Source data below:

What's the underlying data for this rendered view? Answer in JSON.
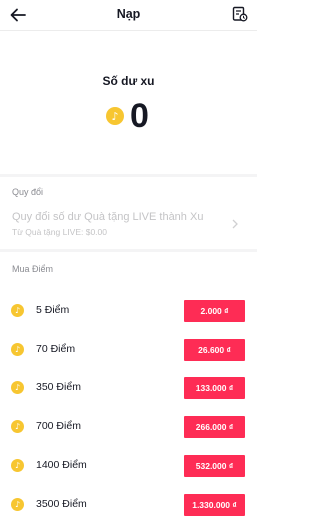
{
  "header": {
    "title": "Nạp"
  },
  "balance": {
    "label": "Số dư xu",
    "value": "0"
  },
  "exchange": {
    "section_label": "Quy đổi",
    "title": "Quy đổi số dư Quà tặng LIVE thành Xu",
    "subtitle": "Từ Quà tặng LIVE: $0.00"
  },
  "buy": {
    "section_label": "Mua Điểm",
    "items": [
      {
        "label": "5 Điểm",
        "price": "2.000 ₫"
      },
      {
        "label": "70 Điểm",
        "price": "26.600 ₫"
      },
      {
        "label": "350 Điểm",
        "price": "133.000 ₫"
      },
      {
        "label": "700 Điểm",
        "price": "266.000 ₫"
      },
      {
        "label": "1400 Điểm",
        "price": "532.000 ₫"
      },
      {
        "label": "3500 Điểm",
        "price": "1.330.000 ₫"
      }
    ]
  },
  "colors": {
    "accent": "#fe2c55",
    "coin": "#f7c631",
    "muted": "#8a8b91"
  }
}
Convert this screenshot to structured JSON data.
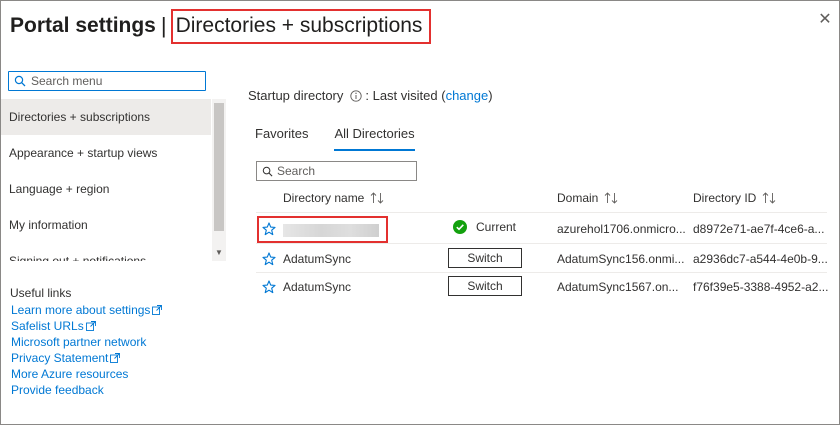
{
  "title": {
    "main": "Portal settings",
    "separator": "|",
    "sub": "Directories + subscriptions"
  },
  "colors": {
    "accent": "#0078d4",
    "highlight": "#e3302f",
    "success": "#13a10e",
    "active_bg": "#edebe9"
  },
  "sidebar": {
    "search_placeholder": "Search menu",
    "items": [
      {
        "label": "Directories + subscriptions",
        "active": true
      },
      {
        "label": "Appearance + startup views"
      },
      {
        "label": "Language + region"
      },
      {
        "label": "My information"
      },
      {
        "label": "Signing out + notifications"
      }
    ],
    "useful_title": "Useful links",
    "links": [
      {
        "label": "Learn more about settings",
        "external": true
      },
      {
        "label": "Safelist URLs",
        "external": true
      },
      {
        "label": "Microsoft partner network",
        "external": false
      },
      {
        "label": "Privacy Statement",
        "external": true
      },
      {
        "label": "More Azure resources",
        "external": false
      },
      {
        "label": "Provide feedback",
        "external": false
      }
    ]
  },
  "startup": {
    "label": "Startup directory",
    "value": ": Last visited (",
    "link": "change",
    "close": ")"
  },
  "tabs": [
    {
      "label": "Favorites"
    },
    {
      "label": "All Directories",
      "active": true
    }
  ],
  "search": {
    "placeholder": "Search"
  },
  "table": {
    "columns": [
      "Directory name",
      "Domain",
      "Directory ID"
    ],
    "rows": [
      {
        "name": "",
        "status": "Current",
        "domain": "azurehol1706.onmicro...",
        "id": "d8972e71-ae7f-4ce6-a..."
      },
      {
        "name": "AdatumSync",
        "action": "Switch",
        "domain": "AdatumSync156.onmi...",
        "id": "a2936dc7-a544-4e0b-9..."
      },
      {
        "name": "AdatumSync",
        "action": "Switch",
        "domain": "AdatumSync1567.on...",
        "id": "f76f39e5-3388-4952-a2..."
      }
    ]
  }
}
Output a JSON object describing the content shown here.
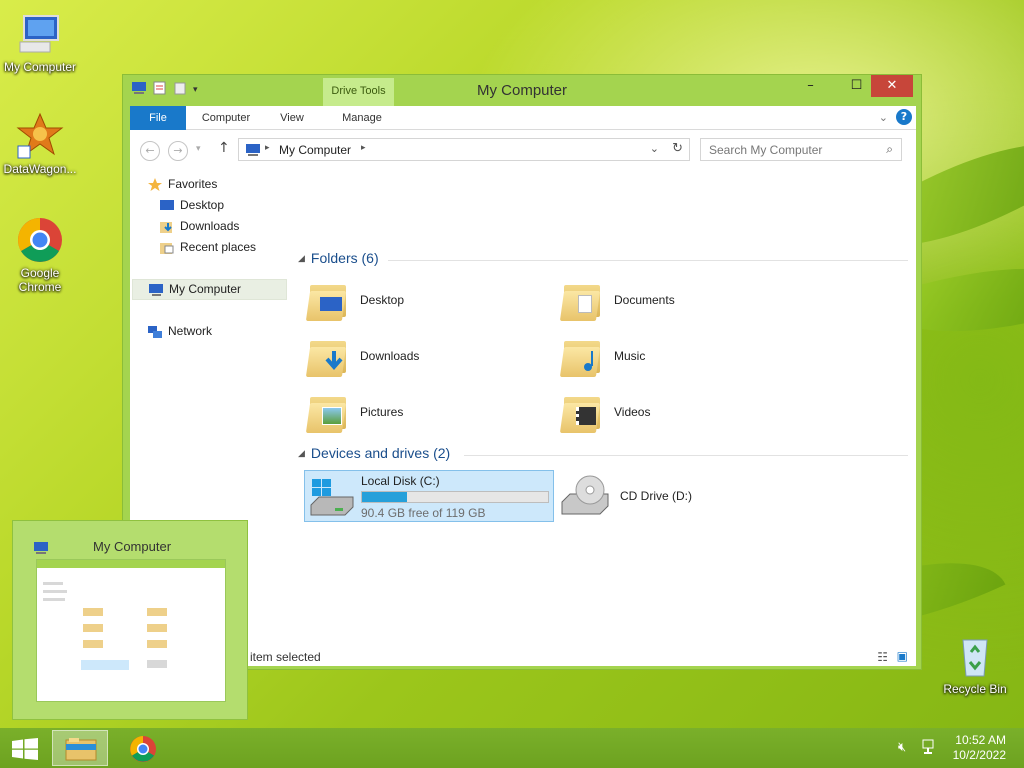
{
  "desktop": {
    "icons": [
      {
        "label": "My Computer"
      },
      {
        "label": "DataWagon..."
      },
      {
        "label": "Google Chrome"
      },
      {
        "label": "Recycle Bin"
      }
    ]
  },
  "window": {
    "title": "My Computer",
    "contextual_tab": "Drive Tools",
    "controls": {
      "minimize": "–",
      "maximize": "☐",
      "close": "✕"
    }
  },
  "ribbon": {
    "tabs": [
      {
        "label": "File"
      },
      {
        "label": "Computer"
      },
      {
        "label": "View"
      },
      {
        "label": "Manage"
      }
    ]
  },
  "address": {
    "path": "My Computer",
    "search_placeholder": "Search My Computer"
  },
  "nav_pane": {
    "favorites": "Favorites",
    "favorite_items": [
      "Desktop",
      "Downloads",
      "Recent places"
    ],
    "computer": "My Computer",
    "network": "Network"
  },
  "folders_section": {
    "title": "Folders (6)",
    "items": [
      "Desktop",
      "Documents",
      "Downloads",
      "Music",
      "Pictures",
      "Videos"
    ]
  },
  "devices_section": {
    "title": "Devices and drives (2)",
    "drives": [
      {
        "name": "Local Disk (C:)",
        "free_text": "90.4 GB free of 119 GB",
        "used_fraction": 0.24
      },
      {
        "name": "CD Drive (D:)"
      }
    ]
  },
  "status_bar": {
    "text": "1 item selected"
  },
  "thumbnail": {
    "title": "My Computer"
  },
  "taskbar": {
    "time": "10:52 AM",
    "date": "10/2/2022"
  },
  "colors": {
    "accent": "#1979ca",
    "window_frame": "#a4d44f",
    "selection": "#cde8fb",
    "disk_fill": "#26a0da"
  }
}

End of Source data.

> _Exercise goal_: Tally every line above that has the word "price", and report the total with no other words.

> _Expected answer_: 6